Four score and seven years ago … ish — amidst trying to make my way through yet another speed picking exercise — I stumbled upon a piece of advice that would forever change the way I thought about practicing. Sound dramatic enough?
A few months ago I began teaching my first left handed guitar student. I’m not sure why it took so long, but probability finally caught up to me. To be honest, I didn’t know what to expect. I knew nothing about adapting standard guitar lessons to lefties, I had very little experience with playing left handed guitar chords, and I feared I would need to flip my guitar over every time I had to teach a chord. I even — for a bit — considered recommending a left handed guitar teacher.
I’ve said it before, but there’s no greater return on investment in the world of guitar playing than that which can be had from adjusting your pick technique. Guitar scales, theory, rhythm, nuance, all of those can take years to perfect, but small adjustments like those we’re going to cover here can instantly improve your playing in a very noticeable way. If you’re just starting out — and have decided to go it alone — you’ll want to pay attention to this post as it will most assuredly take your playing to the next level.
HOW TO PLAY A GUITAR [PART 4]: MANIPULATION VIA PICK TECHNIQUE
I can still see them in my dreams … The things of which nightmares are made. Shelves stocked full of books promising to teach you guitar, but instead delivering a labyrinth of scales, frustration, and confusion.
If I had a nickel for every time I’ve discussed this topic with a student both on and off this website, I’d be writing this article from the moon. Nevertheless, it’s one of the most important points to understand if you’re going to reach your goals in a timely manner and, sadly, it’s often overlooked.
Every guitar teacher is different; there’s no doubt about that. Each has their own style, their own method and, inevitably, each tries to move you towards a slightly different target (more on that in another post). There are many aspects of the learning process, however, that you can control, and that’s what we begin focusing on today with Part 1: All About the Warmup. Heed my advice and your transition from non-guitarist to exemplary student will be nothing short of a breeze!
In Part 1 of this series, we looked at the three qualities you must adopt if you expect to reach your guitar-playing goals.
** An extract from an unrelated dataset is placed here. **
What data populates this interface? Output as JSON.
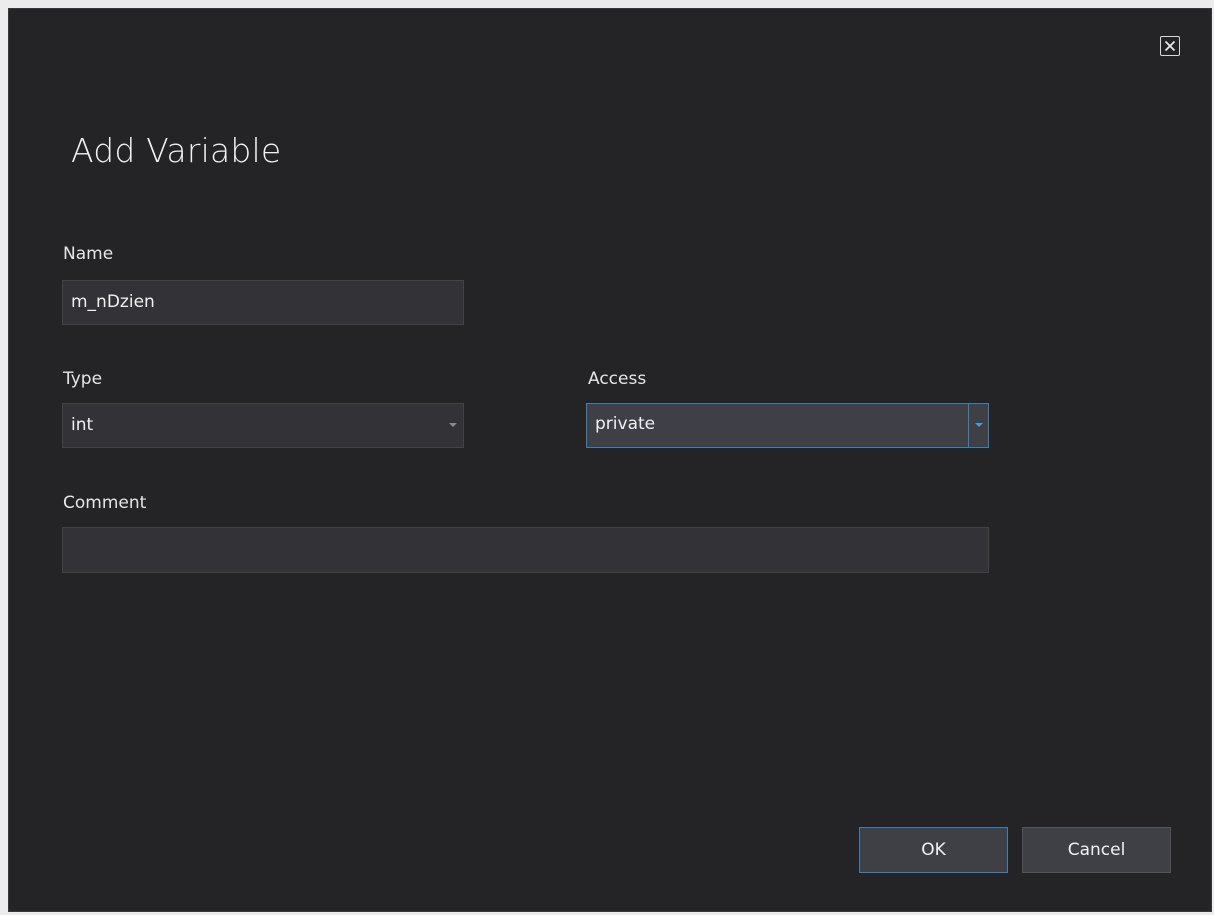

If you haven’t read that article yet, here it is. Part 2 will lay out the three qualities you should avoid (or rid yourself of on the off chance you already possess them) on your way to said goals. Not only are these three nagging character traits far too common amongst students, they are a fantastic predictor of a student’s potential for achievement throughout the course of his training, however brief. Analyze your habits carefully, and avoid these at all costs.
The three qualities we’ll be discussing in this post are not often found in your average person. These qualities are rarer still amongst guitar students. In fact, in thinking back through my full roster of students I could only come up with one whom I felt truly embodied all three. And while there are many who may check one or two of these boxes, if you truly want to be exceptional, you will need to push yourself until you can confidently check all three boxes. I’m confident a few amongst you will. Here we go …
I think it was Lincoln Brewster that first (indirectly) introduced me to the concept of NOT speeding up a riff in order to master it. At the time it seemed a bit counterintuitive to me — as I’m sure it does to you now — but as the years and practice sessions have progressed, I’ve found myself employing this technique almost daily.
We’ve talked talked many times about using various pick techniques based on goals and style of play. Today I’m going to introduce you to one small modification which can have a drastic effect on both your picking speed and control. The adjustment? Turning your pick (horizontally) 120 degrees so as to pick with the rounded edge.